▶ **Provided entries**
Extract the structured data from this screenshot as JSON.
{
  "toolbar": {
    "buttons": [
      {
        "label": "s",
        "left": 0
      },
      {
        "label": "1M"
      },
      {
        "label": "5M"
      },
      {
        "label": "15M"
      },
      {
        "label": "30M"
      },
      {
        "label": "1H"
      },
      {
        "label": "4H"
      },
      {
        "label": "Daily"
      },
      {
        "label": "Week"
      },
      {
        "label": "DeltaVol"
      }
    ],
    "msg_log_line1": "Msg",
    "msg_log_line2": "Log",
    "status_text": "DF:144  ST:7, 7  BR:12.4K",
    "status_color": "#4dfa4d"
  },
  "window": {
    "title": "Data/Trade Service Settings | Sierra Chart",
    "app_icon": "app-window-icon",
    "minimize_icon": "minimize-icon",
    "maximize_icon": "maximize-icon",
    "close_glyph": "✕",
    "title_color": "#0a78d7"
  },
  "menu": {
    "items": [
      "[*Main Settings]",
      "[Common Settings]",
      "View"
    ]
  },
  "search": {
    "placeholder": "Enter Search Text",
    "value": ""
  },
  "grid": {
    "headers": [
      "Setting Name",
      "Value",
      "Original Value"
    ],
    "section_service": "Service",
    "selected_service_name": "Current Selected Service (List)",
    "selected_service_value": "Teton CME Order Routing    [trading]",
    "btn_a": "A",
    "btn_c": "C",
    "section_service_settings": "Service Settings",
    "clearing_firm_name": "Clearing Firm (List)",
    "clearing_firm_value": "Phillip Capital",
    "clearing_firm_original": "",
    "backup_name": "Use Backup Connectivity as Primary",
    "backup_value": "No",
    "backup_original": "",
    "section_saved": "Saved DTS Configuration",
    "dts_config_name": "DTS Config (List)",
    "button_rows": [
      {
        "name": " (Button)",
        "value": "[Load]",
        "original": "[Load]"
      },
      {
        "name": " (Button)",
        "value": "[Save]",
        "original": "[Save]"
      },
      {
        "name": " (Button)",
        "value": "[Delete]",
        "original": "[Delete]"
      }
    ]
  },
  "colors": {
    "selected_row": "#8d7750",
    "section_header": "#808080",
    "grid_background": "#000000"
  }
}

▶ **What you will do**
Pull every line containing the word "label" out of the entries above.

▶ **Reply to the exercise**
        "label": "s",
        "label": "1M"
        "label": "5M"
        "label": "15M"
        "label": "30M"
        "label": "1H"
        "label": "4H"
        "label": "Daily"
        "label": "Week"
        "label": "DeltaVol"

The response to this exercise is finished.